America was struggling with economic difficulties, and an unfavorable attitude towards “aliens” prevailed in Congress. Among much of the populace, the idea of admitting large numbers of Jewish immigrants was not popular, and President Roosevelt was not inclined to relax America’s immigration restrictions. Thus, when Alice Rice of Virginia Beach tried to facilitate the immigration of her Czech relatives, she received the standard answer from the acting chief of the Foreign Office’s visa division, Eliot B. Coulter. He emphasized the importance of proving that the applicants were not likely to become “public charges” and pointed to the provisions of the 1917 Immigration Act, which, in addition to economic prerequisites, made immigration dependent on a host of conditions grounded in considerations of a political, racial, moral and health-related nature, as well as stating that a person 16 or more years of age was eligible for immigration only if literate. Despite the valiant efforts of Frances Perkins, Secretary of Labor, whose department was in charge of immigration and naturalization issues at the time, US policy was not revised to accommodate the needs created by the wave of refugees coming out of Nazi Germany. Interestingly, one of the justifications for this was that the German quota was actually never filled – without mentioning, of course, that this was a result of the “public charge” provision, which made it impossible for many German Jews, who had been systematically driven into poverty by the Nazis, to successfully apply for visas.
Thanks to the intervention of William E. Dodd, U.S. Ambassador to Germany from 1933 to 1937, Erich M. Lipmann managed to immigrate to the U.S. in 1936. By the time the 26-year-old made this impassioned plea to Dodd to help his mother, Martha Lipmann, leave Germany and join him in Cleveland, he had already spent two years in the US. The letter displayed here is but one in a long series of increasingly frantic attempts by Lippmann to save his mother. Over the course of several years, he tirelessly approached anyone who might be of help.
On April 4, 1938, Arthur Sweetser, a member of the Secretariat of the League of Nations, met with US President Franklin D. Roosevelt. During the meeting, the two discussed the situation of German and Austrian Jews urgently seeking ways to emigrate. Roosevelt brought up the idea of an international conference. His reasoning was simple: only under determined US leadership could the problem be solved and other nations be convinced to take in Jewish refugees.
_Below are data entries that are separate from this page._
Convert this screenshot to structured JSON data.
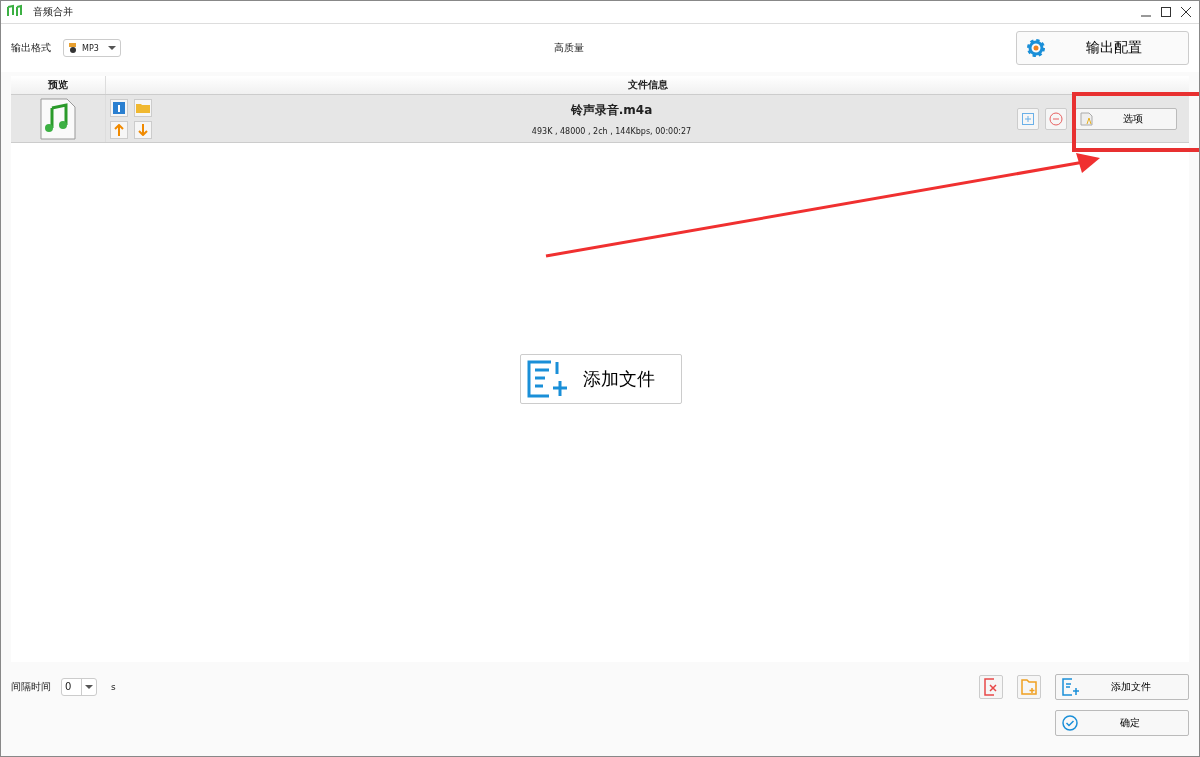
{
  "window": {
    "title": "音频合并"
  },
  "toolbar": {
    "format_label": "输出格式",
    "format_value": "MP3",
    "quality": "高质量",
    "config_button": "输出配置"
  },
  "table": {
    "columns": [
      "预览",
      "文件信息"
    ],
    "rows": [
      {
        "name": "铃声录音.m4a",
        "details": "493K , 48000 , 2ch , 144Kbps, 00:00:27",
        "options_button": "选项"
      }
    ]
  },
  "center_button": "添加文件",
  "footer": {
    "interval_label": "间隔时间",
    "interval_value": "0",
    "interval_unit": "s",
    "add_button": "添加文件",
    "confirm_button": "确定"
  }
}
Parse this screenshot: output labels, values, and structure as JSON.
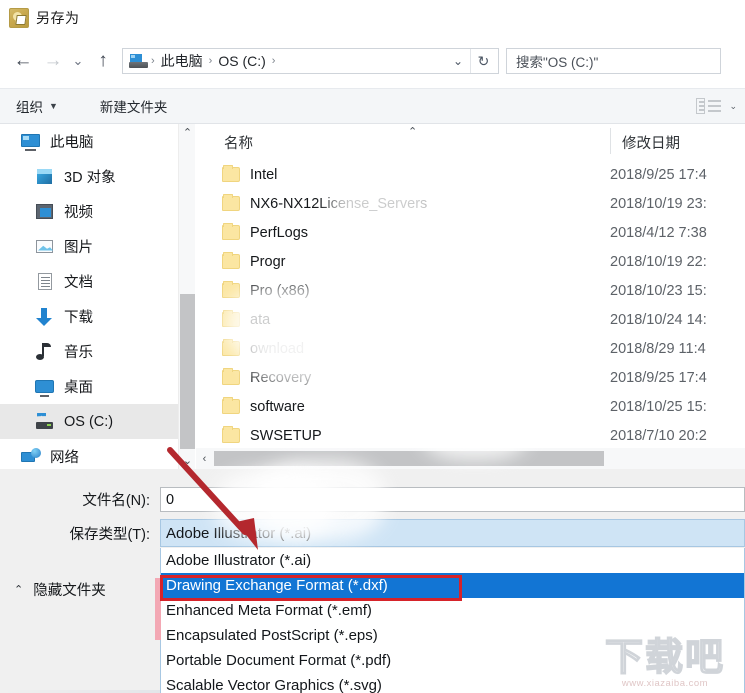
{
  "window": {
    "title": "另存为",
    "icon": "illustrator-icon"
  },
  "navigation": {
    "back_icon": "←",
    "forward_icon": "→",
    "recent_icon": "⌄",
    "up_icon": "↑",
    "address_icon": "this-pc-icon",
    "breadcrumbs": [
      "此电脑",
      "OS (C:)"
    ],
    "separator": "›",
    "dropdown_icon": "⌄",
    "refresh_icon": "↻",
    "search_placeholder": "搜索\"OS (C:)\""
  },
  "toolbar": {
    "organize_label": "组织",
    "organize_caret": "▼",
    "new_folder_label": "新建文件夹",
    "view_icon": "view-mode-icon",
    "view_caret": "⌄"
  },
  "sidebar": {
    "items": [
      {
        "label": "此电脑",
        "icon": "pc-icon",
        "level": 0,
        "selected": false
      },
      {
        "label": "3D 对象",
        "icon": "3d-objects-icon",
        "level": 1,
        "selected": false
      },
      {
        "label": "视频",
        "icon": "videos-icon",
        "level": 1,
        "selected": false
      },
      {
        "label": "图片",
        "icon": "pictures-icon",
        "level": 1,
        "selected": false
      },
      {
        "label": "文档",
        "icon": "documents-icon",
        "level": 1,
        "selected": false
      },
      {
        "label": "下载",
        "icon": "downloads-icon",
        "level": 1,
        "selected": false
      },
      {
        "label": "音乐",
        "icon": "music-icon",
        "level": 1,
        "selected": false
      },
      {
        "label": "桌面",
        "icon": "desktop-icon",
        "level": 1,
        "selected": false
      },
      {
        "label": "OS (C:)",
        "icon": "drive-icon",
        "level": 1,
        "selected": true
      },
      {
        "label": "网络",
        "icon": "network-icon",
        "level": 0,
        "selected": false
      }
    ],
    "scroll_up_icon": "⌃",
    "scroll_down_icon": "⌄"
  },
  "file_list": {
    "columns": {
      "name": "名称",
      "date": "修改日期"
    },
    "sort_caret": "⌃",
    "rows": [
      {
        "name": "Intel",
        "date": "2018/9/25 17:4"
      },
      {
        "name": "NX6-NX12License_Servers",
        "date": "2018/10/19 23:"
      },
      {
        "name": "PerfLogs",
        "date": "2018/4/12 7:38"
      },
      {
        "name": "Progr",
        "date": "2018/10/19 22:"
      },
      {
        "name": "Pro                 (x86)",
        "date": "2018/10/23 15:"
      },
      {
        "name": "             ata",
        "date": "2018/10/24 14:"
      },
      {
        "name": "        ownload",
        "date": "2018/8/29 11:4"
      },
      {
        "name": "Recovery",
        "date": "2018/9/25 17:4"
      },
      {
        "name": "software",
        "date": "2018/10/25 15:"
      },
      {
        "name": "SWSETUP",
        "date": "2018/7/10 20:2"
      }
    ],
    "hscroll_left_icon": "‹"
  },
  "form": {
    "filename_label": "文件名(N):",
    "filename_value": "0",
    "filetype_label": "保存类型(T):",
    "filetype_value": "Adobe Illustrator (*.ai)",
    "hidden_folders_label": "隐藏文件夹",
    "hidden_folders_caret": "⌃"
  },
  "dropdown": {
    "options": [
      {
        "label": "Adobe Illustrator (*.ai)",
        "selected": false
      },
      {
        "label": "Drawing Exchange Format (*.dxf)",
        "selected": true
      },
      {
        "label": "Enhanced Meta Format (*.emf)",
        "selected": false
      },
      {
        "label": "Encapsulated PostScript (*.eps)",
        "selected": false
      },
      {
        "label": "Portable Document Format (*.pdf)",
        "selected": false
      },
      {
        "label": "Scalable Vector Graphics (*.svg)",
        "selected": false
      }
    ]
  },
  "annotations": {
    "arrow_color": "#b4282e",
    "highlight_box_color": "#d6232a",
    "selection_blue": "#1275d4"
  },
  "watermark": {
    "text": "下载吧",
    "url": "www.xiazaiba.com"
  }
}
It remains disputed whether the idea of a joint debate on the situation of the Jews under the Nazi regime came from Roosevelt himself or rather from high-ranking State Department officials.